A brief excursus into Ukrainian history gives me more information. Russian and Ukrainian languages are different (they separated in around the 13th century) and Ukraine has its own distinct literature. The country was an independent nation in 1917, but this experience was short-lived, before it became part of the Soviet Union in 1922. It has always been an industrialised country with a well-educated population.
Dennis also reminds me of the different histories of the different areas of Ukraine. The West remained fiercely independent and was only included in the Soviet Union in 1939, following the Molotov–Ribbentrop Pact; this was the first time in history that it had come under the control of Moscow. Central and eastern Ukraine, under Soviet control since 1922, experienced the “Great Famine” in 1932–1933: according to a UN report, “women and children fell victim to the cruel actions and policies of the totalitarian regime (…) The Great Famine of 1932–1933 in Ukraine (Holodomor), which took from 7 million to 10 million innocent lives and became a national tragedy for the Ukrainian people.”
The recent history is also important, Dennis continues. The country was unprepared when Russia invaded Crimea in 2014, but they prepared this time. He recalls the recent success of the Ukrainian army in holding back Russian invasion, and the heroism of the civilian population engaged in fighting. He is sure that Ukraine will win the war, that Russia will not be able to control the territory post-occupation.
Dennis is also convinced that the war will end soon. He tells me about what he calls a “horrible mathematical equation”.
On the one hand, there must be a limit to the number of Russian soldiers that the Russian people are prepared to sacrifice, beyond which they will intervene internally to stop the war.
On the other hand, there must be a limit to the number of Ukrainian civilians and children killed in this conflict that Western countries will tolerate, beyond which they will intervene directly in the war.
He is adamant that, through one, or the other, or both these factors “in the equation”, the war will end soon.
Yesterday’s report from the Office of the UN High Commissioner for Human Rights (OHCHR) has recorded 1,663 civilian casualties in Ukraine: 596 killed and 1,067 injured, although they say the actual figures are considerably higher. These figures include 85 children that had been killed and more than 100 injured. Up to 4,000 Russian soldiers may have died in Ukraine, but this estimate is from a few days ago.
I really hope that Dennis is right and that the war will end soon.
“Let’s have a beer when you are back in London”, I say to Dennis at the end of our phone call.

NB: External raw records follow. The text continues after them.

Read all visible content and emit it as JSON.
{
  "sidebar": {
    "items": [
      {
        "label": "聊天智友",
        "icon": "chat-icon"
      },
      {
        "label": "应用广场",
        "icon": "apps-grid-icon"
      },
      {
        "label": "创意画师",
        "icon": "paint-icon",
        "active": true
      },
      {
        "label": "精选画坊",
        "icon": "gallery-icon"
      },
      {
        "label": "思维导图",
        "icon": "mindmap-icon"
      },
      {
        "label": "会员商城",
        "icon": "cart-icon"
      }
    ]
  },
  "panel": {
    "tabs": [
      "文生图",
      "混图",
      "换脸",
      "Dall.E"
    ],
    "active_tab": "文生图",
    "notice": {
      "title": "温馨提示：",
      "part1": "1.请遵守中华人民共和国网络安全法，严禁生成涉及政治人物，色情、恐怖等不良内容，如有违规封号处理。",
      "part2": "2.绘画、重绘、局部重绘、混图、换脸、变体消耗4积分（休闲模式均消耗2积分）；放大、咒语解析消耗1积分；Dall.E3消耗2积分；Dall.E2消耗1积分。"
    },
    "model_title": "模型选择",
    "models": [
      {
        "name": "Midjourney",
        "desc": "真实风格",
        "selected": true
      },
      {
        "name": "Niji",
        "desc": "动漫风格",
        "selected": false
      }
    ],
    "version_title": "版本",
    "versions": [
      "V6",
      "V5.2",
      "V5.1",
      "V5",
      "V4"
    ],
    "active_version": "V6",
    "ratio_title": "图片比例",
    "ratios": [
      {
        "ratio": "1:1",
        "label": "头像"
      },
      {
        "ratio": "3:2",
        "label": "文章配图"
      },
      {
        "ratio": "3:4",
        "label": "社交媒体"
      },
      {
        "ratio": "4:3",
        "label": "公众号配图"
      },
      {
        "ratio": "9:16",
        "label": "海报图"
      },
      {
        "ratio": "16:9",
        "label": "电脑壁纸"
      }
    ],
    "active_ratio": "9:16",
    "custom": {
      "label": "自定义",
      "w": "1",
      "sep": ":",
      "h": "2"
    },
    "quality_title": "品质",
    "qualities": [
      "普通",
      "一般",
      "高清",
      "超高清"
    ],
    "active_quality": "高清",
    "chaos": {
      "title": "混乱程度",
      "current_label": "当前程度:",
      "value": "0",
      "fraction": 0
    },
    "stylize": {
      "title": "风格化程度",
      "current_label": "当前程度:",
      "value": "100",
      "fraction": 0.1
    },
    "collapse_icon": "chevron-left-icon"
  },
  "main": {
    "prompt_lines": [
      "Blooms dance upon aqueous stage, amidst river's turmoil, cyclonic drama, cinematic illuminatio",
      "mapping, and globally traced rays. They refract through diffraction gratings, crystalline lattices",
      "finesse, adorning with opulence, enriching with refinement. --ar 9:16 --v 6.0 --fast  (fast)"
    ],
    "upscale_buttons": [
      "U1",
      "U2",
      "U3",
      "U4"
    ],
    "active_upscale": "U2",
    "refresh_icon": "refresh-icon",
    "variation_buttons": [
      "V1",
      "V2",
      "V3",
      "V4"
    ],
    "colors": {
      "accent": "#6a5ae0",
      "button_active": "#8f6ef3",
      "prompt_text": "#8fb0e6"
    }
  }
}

“I have stopped drinking alcohol since the war has started”, Dennis replies, “as I need to be always sharp in my mind. Let’s have coffee instead”.
You can support Dennis’s campaign to buy medical equipment and supplies for Ukraine here.